Type of technology: Website
SAMR Model Rating: Redefinition
Grade level: TK-2
Subject area: Coding
I had never done anything with coding. In fact I didn’t even really know exactly what it was, but I didn’t want this to stop my students from learning about it. After all, by the time my first graders start their own careers 20 years from now, coding and computer science will be even more prevalent than it is today.
I heard about code.org and the “hour of code”, and about how to set up an account for my class and all of my students, and I was overwhelmed and hesitant to try something so new and foreign with my class. I didn’t think I had the time to figure out how to code and set up my class on code.org, let alone teach it to my students, but I was curious enough to at least go check out the website.
After spending a bit of time poking around, I found something I thought would be good for my students considering their age and ability, and good for me considering my lack of experience and time limitations. It took me a few weeks to build up the courage to try, but I am glad I did. It was very successful and positive experience for both myself and my students. They can’t wait to try it again.
So here’s what we did and how it went:
has courses on their website that anyone can access without setting up accounts for your students, which was exactly what I needed to get started.
I chose Course 1
, because it started off really easy, and my students didn’t have to read a bunch of instructions to participate.
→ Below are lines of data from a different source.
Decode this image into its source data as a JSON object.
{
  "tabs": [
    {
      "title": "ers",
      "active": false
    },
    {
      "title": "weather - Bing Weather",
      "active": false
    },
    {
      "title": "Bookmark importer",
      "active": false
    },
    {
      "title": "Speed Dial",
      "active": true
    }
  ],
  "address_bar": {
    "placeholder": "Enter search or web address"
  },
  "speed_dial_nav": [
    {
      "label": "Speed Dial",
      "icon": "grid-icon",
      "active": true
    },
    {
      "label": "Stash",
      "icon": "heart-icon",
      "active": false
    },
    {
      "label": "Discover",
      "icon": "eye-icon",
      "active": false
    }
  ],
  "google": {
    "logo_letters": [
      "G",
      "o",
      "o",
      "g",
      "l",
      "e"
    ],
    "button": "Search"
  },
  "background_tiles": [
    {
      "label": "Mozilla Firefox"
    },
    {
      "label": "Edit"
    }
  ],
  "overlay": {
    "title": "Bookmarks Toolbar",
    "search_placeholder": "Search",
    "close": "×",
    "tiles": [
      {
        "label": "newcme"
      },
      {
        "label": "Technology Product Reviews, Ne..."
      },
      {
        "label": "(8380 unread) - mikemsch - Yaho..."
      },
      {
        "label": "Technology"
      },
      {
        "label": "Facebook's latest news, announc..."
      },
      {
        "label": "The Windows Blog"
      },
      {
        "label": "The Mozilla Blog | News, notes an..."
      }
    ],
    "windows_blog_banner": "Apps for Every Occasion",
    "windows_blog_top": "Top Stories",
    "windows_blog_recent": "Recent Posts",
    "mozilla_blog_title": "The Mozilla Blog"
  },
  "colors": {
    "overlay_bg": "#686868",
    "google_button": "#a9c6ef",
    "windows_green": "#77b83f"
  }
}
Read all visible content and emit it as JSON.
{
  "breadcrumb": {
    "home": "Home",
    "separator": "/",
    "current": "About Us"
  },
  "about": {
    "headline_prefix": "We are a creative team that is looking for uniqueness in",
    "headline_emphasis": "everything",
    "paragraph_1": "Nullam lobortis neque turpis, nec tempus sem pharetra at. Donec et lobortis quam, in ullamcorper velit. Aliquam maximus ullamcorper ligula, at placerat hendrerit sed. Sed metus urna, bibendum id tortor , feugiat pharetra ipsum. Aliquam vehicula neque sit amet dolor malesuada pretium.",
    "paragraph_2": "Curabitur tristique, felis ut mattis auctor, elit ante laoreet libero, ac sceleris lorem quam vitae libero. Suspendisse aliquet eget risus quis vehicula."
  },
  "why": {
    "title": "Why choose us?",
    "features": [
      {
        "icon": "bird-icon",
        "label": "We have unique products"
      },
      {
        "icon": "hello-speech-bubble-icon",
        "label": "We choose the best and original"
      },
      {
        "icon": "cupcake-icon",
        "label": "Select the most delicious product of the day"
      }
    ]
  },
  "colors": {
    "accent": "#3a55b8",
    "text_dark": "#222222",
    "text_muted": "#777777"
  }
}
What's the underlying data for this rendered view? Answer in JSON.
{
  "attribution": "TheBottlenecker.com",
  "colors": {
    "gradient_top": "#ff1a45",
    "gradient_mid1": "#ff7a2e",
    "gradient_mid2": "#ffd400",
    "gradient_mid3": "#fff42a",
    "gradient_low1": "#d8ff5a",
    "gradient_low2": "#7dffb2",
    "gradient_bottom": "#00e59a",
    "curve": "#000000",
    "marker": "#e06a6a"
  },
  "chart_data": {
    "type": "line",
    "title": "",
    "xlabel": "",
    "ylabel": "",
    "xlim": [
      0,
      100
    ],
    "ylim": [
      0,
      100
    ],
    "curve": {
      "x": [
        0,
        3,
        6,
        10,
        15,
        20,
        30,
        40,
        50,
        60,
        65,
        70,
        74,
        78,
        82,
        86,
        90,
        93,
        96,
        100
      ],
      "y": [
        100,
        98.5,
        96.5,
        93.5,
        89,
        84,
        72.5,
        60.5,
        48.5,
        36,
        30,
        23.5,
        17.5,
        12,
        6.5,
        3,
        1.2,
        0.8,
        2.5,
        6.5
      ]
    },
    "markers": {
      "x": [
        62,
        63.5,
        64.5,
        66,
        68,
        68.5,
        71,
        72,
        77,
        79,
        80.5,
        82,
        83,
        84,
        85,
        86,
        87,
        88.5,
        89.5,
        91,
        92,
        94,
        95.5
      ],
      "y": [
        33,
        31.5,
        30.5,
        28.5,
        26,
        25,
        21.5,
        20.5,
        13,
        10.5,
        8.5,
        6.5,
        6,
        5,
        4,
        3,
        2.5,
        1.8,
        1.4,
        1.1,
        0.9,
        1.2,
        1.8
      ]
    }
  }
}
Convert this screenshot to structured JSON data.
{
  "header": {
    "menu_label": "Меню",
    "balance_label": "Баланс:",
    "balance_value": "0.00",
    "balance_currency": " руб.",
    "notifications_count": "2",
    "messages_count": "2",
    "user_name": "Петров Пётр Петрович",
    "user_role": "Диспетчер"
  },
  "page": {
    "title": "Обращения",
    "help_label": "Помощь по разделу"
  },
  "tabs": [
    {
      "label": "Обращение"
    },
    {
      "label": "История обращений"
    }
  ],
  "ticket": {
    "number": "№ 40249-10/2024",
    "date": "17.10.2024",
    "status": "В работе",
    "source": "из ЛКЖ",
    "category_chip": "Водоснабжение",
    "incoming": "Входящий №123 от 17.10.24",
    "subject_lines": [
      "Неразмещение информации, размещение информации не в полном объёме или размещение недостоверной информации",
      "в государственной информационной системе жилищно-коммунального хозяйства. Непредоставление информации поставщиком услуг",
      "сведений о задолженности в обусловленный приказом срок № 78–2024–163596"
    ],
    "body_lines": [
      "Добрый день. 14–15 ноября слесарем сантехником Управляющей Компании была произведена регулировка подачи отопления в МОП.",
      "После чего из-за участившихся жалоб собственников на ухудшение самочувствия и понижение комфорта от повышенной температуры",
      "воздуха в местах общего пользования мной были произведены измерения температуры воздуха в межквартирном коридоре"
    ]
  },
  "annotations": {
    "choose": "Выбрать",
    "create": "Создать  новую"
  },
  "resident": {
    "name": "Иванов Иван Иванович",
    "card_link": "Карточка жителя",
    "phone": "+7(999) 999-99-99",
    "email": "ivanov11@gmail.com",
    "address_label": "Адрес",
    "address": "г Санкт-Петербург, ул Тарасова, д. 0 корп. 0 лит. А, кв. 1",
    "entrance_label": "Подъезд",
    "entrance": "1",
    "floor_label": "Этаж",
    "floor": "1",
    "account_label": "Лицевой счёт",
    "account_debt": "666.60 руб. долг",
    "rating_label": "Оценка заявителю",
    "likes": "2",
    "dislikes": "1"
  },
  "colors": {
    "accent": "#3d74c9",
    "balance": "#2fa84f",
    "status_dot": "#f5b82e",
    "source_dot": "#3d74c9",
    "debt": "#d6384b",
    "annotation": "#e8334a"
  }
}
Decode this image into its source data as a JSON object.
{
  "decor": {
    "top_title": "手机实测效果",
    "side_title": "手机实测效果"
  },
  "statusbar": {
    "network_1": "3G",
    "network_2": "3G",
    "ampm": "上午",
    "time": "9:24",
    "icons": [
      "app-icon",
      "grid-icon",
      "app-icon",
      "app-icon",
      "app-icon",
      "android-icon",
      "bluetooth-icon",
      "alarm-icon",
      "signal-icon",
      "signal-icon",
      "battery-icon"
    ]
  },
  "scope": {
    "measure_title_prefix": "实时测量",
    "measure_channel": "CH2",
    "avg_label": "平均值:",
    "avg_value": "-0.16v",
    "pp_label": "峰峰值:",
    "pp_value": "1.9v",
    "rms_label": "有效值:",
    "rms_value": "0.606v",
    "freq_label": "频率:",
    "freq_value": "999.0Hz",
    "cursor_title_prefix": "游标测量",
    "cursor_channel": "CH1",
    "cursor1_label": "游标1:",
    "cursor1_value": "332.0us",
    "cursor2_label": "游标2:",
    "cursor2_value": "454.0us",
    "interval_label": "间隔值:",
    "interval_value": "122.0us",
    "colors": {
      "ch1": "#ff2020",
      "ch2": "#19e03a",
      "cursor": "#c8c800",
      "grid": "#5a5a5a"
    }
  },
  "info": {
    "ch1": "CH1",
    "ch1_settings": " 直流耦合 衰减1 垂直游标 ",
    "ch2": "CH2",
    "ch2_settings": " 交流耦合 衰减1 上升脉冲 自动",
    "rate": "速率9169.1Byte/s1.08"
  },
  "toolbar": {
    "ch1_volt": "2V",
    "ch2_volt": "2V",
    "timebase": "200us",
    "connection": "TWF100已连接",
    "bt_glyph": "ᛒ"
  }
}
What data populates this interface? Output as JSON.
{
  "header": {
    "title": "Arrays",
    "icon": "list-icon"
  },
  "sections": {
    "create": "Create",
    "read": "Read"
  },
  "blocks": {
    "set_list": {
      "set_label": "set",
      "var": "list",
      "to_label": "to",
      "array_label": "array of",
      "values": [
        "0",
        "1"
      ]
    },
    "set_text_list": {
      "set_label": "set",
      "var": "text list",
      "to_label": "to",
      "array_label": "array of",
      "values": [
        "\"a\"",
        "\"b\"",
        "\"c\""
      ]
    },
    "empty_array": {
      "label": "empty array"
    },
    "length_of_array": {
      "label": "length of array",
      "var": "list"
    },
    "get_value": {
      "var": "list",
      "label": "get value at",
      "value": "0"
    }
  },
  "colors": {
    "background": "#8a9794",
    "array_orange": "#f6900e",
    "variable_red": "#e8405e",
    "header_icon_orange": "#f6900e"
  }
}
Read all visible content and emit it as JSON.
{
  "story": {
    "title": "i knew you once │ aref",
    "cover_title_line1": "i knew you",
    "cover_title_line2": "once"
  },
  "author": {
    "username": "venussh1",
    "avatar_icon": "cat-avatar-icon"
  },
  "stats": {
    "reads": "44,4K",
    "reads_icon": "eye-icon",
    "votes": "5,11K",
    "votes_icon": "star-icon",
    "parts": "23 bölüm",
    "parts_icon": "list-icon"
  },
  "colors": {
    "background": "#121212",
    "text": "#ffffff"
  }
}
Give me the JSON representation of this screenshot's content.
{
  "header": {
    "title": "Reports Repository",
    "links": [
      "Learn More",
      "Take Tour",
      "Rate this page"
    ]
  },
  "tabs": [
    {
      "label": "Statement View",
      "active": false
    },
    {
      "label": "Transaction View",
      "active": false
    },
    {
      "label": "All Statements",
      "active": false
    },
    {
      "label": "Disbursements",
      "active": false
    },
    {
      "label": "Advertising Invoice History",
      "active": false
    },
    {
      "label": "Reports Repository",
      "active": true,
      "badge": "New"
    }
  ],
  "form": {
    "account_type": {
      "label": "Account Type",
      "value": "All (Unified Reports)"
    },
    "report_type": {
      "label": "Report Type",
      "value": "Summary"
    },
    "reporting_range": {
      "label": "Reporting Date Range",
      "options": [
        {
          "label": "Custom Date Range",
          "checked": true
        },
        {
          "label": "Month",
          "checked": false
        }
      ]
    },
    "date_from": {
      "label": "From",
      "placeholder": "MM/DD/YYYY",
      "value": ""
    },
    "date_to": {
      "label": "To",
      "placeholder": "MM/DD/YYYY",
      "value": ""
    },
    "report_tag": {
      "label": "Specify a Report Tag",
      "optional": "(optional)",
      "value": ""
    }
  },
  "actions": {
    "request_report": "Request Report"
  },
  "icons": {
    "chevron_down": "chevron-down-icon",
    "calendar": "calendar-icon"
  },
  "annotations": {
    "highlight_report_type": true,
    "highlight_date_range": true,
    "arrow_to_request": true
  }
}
After all, they are 1st graders…so they are still learning how to read.
The students start off assembling puzzles. The puzzles eventually start to look like lines of code. Then, they start putting the lines together to get an angry bird’s character to move through a maze. The mazes get progressively harder as they work through the course. The program is set up so that students try again and again, until they get it correct. At one point the students had to match different lines of code to different mazes. There are also videos that help explain how to code and what coding is throughout the course. My students were engaged, excited, and challenged.
My class had so much fun coding, and it was interesting to see how quickly some of my students were able to figure it out. A few of my students who struggle the most with reading and math, were some of the best at coding. It made them feel proud and excited to learn something new.
Some people might ask, “Why is coding relevant for 1st graders?” My answer to this is, it is our job as educators to prepare our students for the future they will inherit, and computer programing is a big part of that future. A lot of what my students did on code.org was a lot like playing video games, but it was also valuable and educational on many levels. My students had to use a lot of problem solving skills to be successful, and they also had to keep trying again and again to figure out how to code. They learned what coding is and what it does. They also learned more about using web browsers, navigating websites, keyboarding, and using computers in general.
The only tricky part about doing a lesson on coding with my class, was getting everyone logged in to code.org, and even that was pretty easy. I don’t know why I was so nervous to try it out. I hope this post helps other teachers try coding with their class. My students are eager to do it again…and so am I.
*Special thanks to David Lovejoy (SBU Tech TOSA) who helped me with this lesson. I especially liked how he helped explain coding as a language like English or Spanish, that allows us to talk to computers and tell them what to do.